# Can any Neutrix be written as a countable intersection or union of internal sets? (IST)

I need help understanding a counter-example in non-standard analysis. First a few preliminaries:

Def.: A Neutrix is a convex additive subgroup of the hyperreals ${}^*\mathbb R$.

The two simplest examples of non-trivial neutrices are the set of infinitesimals $\mathbb I$ and the limited numbers $\mathbb L$. Moreover if $N$ is a neutrix, then $\mathbb L N = N$ and $C N$ is also a neutrix for any convex set $C$. Note that besides $\{0\}$ and ${}^*\mathbb R$ itself, neutrices are always external sets.

Question: Given a neutrix $N$, does there always exist a sequence $a_n$ of hyperreals such that $N$ is equal to the countable union or intersection

$$N = \bigcup_{n\in\mathbb N} (-a_n,+a_n) \qquad\textbf{or}\qquad N = \bigcap_{n\in\mathbb N} (-a_n,+a_n)$$

For example $\mathbb L = \bigcup_{n\in\mathbb N} (-n,+n)$ and $\mathbb I = \bigcap_{n\in\mathbb N} (-\frac{1}{n},+\frac{1}{n})$.

In his book Nonstandard Asymptotic Analysis, Imme van den Berg provides a counter-example that I don't understand; my biggest problem is that he works with Nelson's Internal Set Theory (IST) and I don't know how to properly translate it into Robinson's framework.

Let $w\in\mathbb R^+$ be unlimited and let $F$ be the set of all increasing real functions. Then $$G_w = \{x\in\mathbb R | \exists f\in F^\text{st} : 0\le x\le f(w)\}$$ where $F^\text{st} = \{f\in F| f\text{ standard}\}$, is a strictly generalized galaxy.
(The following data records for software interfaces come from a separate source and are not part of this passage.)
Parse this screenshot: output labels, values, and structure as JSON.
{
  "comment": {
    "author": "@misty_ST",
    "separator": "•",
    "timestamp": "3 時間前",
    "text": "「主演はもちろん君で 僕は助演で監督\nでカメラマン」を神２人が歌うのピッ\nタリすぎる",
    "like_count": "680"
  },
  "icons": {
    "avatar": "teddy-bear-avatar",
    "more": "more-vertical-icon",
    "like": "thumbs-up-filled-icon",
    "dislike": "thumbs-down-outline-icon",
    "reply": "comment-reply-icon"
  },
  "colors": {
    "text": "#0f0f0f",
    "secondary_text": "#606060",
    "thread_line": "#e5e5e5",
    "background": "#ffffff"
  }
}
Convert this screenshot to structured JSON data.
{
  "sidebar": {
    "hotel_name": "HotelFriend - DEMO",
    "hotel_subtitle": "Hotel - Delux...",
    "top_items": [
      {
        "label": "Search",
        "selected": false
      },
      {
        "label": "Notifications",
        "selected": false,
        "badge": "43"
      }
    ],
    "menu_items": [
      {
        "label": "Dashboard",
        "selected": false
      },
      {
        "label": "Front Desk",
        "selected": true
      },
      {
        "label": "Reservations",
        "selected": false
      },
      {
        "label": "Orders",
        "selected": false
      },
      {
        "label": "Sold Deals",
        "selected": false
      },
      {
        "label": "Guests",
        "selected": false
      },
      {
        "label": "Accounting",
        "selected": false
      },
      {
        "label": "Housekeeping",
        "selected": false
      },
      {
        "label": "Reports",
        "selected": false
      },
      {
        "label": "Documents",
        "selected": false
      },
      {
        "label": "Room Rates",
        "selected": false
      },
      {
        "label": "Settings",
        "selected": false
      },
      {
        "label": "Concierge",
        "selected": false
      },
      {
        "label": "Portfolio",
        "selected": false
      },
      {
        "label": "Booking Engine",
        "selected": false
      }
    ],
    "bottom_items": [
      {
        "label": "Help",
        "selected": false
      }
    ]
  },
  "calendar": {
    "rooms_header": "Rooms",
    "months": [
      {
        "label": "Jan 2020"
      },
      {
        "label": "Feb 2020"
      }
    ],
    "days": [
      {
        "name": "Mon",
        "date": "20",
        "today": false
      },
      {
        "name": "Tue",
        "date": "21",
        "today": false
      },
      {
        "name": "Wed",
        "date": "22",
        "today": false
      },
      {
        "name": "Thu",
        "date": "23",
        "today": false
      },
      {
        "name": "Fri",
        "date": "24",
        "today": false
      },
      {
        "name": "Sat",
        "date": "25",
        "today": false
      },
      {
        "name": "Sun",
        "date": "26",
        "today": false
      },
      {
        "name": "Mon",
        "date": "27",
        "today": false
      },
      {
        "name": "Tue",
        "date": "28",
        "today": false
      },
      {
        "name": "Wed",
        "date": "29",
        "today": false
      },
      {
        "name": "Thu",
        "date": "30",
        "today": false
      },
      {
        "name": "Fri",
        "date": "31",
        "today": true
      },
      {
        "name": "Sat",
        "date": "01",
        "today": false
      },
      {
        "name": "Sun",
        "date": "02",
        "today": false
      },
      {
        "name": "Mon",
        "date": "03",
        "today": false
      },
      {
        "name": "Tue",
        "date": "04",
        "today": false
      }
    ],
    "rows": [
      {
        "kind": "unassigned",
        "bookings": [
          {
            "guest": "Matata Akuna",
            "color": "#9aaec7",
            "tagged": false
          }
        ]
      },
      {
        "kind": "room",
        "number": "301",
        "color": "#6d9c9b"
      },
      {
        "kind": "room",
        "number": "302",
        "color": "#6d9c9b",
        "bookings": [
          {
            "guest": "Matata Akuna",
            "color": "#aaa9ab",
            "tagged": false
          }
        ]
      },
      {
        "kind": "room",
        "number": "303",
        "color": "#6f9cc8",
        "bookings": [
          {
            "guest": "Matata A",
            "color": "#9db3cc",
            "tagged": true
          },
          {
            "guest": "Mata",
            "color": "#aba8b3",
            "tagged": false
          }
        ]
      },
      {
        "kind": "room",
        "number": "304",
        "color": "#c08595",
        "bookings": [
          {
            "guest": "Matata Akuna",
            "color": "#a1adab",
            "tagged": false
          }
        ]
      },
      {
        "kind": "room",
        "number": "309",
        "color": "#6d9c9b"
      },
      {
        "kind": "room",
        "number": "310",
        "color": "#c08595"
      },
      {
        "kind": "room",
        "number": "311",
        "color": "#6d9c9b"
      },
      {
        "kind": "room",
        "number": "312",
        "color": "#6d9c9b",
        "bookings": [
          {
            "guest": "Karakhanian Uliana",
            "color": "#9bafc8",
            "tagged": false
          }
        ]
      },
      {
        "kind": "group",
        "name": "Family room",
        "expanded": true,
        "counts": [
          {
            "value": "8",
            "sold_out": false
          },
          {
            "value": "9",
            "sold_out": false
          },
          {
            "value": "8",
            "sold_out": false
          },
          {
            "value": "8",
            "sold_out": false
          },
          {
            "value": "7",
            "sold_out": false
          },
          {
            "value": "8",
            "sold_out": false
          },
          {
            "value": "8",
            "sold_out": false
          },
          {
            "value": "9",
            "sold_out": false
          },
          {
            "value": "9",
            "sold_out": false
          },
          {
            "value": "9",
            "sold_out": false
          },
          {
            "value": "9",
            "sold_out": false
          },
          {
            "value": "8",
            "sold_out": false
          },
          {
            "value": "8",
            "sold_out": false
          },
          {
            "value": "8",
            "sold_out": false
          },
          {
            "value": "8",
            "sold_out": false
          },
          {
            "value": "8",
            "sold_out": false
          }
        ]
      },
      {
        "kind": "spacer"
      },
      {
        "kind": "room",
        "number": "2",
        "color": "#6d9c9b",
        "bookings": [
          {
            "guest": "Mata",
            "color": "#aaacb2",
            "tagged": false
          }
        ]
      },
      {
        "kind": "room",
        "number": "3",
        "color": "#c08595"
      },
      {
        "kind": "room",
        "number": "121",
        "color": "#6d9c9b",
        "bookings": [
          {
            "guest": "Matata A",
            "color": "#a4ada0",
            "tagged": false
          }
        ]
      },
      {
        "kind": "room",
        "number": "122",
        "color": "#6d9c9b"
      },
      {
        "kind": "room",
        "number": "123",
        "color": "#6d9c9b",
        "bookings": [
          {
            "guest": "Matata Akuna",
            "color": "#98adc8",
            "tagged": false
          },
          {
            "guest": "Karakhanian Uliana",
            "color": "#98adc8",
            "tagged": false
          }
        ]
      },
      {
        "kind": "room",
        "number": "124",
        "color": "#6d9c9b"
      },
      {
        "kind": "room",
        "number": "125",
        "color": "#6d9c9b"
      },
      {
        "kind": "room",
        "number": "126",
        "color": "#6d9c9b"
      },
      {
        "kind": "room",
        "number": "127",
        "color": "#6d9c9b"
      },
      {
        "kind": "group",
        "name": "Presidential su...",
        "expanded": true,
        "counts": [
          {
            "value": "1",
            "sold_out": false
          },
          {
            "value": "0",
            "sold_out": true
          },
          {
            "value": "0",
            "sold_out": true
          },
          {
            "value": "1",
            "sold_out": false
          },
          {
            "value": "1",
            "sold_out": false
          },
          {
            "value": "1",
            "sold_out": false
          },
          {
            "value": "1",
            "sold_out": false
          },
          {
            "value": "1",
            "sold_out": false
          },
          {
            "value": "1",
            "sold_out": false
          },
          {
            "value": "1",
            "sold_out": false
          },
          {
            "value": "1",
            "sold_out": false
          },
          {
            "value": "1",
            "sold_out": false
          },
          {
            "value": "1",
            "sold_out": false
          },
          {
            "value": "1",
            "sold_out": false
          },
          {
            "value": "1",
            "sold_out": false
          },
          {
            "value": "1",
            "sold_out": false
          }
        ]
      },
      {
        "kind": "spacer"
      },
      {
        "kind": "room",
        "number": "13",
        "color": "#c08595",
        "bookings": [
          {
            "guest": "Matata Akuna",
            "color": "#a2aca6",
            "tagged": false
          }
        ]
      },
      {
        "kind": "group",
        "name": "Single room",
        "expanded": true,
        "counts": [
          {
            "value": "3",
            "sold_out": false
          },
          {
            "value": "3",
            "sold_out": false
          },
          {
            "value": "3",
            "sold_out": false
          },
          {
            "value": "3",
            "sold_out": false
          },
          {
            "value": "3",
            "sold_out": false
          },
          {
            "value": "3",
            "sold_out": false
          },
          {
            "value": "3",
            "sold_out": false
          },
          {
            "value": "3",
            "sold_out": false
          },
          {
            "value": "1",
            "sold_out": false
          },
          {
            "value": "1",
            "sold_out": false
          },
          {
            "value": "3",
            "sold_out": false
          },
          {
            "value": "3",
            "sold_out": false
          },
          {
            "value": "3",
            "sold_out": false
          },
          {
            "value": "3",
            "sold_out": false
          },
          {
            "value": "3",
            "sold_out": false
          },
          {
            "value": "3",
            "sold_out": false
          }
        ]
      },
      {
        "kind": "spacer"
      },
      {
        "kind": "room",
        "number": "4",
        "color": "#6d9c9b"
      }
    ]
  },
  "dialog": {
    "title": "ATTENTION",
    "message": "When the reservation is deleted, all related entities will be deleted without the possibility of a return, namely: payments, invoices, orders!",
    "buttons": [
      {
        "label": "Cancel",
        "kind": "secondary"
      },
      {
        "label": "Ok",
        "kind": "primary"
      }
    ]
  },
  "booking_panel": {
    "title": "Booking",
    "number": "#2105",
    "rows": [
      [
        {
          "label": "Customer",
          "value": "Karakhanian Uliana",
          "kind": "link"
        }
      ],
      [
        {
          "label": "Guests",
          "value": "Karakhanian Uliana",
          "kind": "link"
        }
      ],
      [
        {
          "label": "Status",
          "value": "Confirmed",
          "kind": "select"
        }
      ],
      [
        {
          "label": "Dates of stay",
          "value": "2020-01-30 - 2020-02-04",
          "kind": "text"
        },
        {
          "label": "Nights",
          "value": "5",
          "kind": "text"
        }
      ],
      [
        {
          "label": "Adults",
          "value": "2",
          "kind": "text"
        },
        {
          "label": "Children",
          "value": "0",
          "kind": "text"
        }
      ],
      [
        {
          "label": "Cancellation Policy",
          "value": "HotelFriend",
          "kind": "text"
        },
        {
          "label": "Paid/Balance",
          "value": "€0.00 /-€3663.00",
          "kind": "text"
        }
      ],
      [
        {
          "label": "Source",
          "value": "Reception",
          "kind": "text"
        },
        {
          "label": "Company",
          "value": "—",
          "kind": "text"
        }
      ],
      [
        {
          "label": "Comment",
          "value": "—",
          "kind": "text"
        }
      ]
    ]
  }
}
I.e. $G_w$ is external set of the form $G_w = \bigcup_{x\in X^\text{st}} A_x$ for a internal family $\{A_x\}_{x\in X}$ of internal sets, where $X$ must be uncountable (= strict).

Proof: (1): $G_w$ is external because on one side it is obviously a convex additive semigroup of $\mathbb R^+$, but then again $G_w\neq \mathbb R^+$ since by the idealization principle applied on the formula $$B(f,y) \iff f\in F \wedge f(w)<y$$ it follows that there exists $y\in\mathbb R^+$ with $y>G_w$.

(2): $G_w$ is strict: Assume this would not be the case. Then, w.l.o.g., there exists a sequence of increasing standard functions $(f_n)_{n\in\mathbb N^\text{st}}$ such that $f_{n+1}$ dominates $f_n$ with $$G_w = \bigcup_{n\in\mathbb N^\text{st}} [0,f_n(w)]$$ Then by the lemma of du Bois-Reymond there exists an increasing standard function $g$ that dominates all $f_n$ for large inputs, i.e. $\forall n \exists a_n \forall x\ge a_n : g(x)>f_n(x)$. But then both $g(w)\in G_w$ and $g(w)>G_w$, contradiction!

So as far as I understand it - and correct me if I'm wrong - the set $F$ corresponds to the set of internal increasing functions ${}^*\mathbb R \to {}^*\mathbb R$ and a standard function $f\colon\mathbb R\to\mathbb R$ in IST corresponds to a hyperreal function ${}^*f\colon {}^*\mathbb R \to {}^*\mathbb R$ where ${}^*f$ is the canonical extension of a real function $f\colon\mathbb R\to\mathbb R$ to the hyperreals, hence $$G_w = \{x\in {}^*\mathbb R | \exists f\colon \mathbb R \to \mathbb R \text{ increasing} : 0\le x\le {}^*f(w)\}$$

Now the idealization principle says that if for any finite collection $\{f_1,\ldots,f_k\}\subset F^\text{st}$ there exists $y$ such that $B(f_1,y),\ldots,B(f_k,y)$ is true, then there exists $\hat y$ such that $B(f,\hat y)$ is true for all $f\in F^\text{st}$.

However on the other side it is trivial to construct, for any given $y\in {}^*\mathbb R^+$, an increasing function $f\colon\mathbb R\to\mathbb R$ such that ${}^*f(w)>y$: if $y = [y_k]$ and $w =[(1,2,3,\ldots)]$, simply pick $f$ such that $f(k) > y_k$ for all $k$. So $G_w = {}^*\mathbb R^+$

What am I missing?